TASK
Would you return the entries exactly, with every line intact?
DATASET EXCERPTS: Begin
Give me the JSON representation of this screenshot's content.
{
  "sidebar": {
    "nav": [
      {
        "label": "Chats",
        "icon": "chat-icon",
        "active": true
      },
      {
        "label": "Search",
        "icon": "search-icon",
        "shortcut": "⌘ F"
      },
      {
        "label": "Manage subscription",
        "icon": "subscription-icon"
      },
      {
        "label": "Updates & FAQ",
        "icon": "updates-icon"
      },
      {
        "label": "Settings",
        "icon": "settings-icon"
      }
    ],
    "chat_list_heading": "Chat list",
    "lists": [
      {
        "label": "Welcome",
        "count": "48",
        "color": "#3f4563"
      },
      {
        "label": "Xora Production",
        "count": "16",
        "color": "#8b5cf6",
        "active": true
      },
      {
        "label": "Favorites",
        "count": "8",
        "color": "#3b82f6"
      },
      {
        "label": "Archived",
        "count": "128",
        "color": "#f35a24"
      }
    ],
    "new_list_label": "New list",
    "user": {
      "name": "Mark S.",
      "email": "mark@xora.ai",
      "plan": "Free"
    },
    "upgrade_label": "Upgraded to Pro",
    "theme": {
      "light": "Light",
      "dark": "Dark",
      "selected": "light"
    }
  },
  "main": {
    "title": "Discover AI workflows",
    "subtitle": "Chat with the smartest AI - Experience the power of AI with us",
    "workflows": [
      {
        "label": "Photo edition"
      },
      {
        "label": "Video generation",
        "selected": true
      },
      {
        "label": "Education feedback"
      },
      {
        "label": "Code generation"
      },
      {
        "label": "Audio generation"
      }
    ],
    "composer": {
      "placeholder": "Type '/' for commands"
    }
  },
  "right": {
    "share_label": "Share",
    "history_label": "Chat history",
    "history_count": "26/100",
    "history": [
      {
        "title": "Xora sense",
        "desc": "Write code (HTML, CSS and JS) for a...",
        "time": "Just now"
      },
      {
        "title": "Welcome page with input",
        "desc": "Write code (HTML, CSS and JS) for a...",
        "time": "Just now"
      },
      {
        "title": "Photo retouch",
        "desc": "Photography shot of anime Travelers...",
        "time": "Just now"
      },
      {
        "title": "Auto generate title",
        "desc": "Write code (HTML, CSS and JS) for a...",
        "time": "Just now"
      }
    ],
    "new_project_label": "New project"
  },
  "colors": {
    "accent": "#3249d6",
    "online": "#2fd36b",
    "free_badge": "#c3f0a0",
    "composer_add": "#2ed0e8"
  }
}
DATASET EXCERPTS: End
FINISHED TASK
Give me the JSON representation of this screenshot's content.
{
  "sidebar": {
    "nav": [
      {
        "label": "Chats",
        "icon": "chat-icon",
        "active": true
      },
      {
        "label": "Search",
        "icon": "search-icon",
        "shortcut": "⌘ F"
      },
      {
        "label": "Manage subscription",
        "icon": "subscription-icon"
      },
      {
        "label": "Updates & FAQ",
        "icon": "updates-icon"
      },
      {
        "label": "Settings",
        "icon": "settings-icon"
      }
    ],
    "chat_list_heading": "Chat list",
    "lists": [
      {
        "label": "Welcome",
        "count": "48",
        "color": "#3f4563"
      },
      {
        "label": "Xora Production",
        "count": "16",
        "color": "#8b5cf6",
        "active": true
      },
      {
        "label": "Favorites",
        "count": "8",
        "color": "#3b82f6"
      },
      {
        "label": "Archived",
        "count": "128",
        "color": "#f35a24"
      }
    ],
    "new_list_label": "New list",
    "user": {
      "name": "Mark S.",
      "email": "mark@xora.ai",
      "plan": "Free"
    },
    "upgrade_label": "Upgraded to Pro",
    "theme": {
      "light": "Light",
      "dark": "Dark",
      "selected": "light"
    }
  },
  "main": {
    "title": "Discover AI workflows",
    "subtitle": "Chat with the smartest AI - Experience the power of AI with us",
    "workflows": [
      {
        "label": "Photo edition"
      },
      {
        "label": "Video generation",
        "selected": true
      },
      {
        "label": "Education feedback"
      },
      {
        "label": "Code generation"
      },
      {
        "label": "Audio generation"
      }
    ],
    "composer": {
      "placeholder": "Type '/' for commands"
    }
  },
  "right": {
    "share_label": "Share",
    "history_label": "Chat history",
    "history_count": "26/100",
    "history": [
      {
        "title": "Xora sense",
        "desc": "Write code (HTML, CSS and JS) for a...",
        "time": "Just now"
      },
      {
        "title": "Welcome page with input",
        "desc": "Write code (HTML, CSS and JS) for a...",
        "time": "Just now"
      },
      {
        "title": "Photo retouch",
        "desc": "Photography shot of anime Travelers...",
        "time": "Just now"
      },
      {
        "title": "Auto generate title",
        "desc": "Write code (HTML, CSS and JS) for a...",
        "time": "Just now"
      }
    ],
    "new_project_label": "New project"
  },
  "colors": {
    "accent": "#3249d6",
    "online": "#2fd36b",
    "free_badge": "#c3f0a0",
    "composer_add": "#2ed0e8"
  }
}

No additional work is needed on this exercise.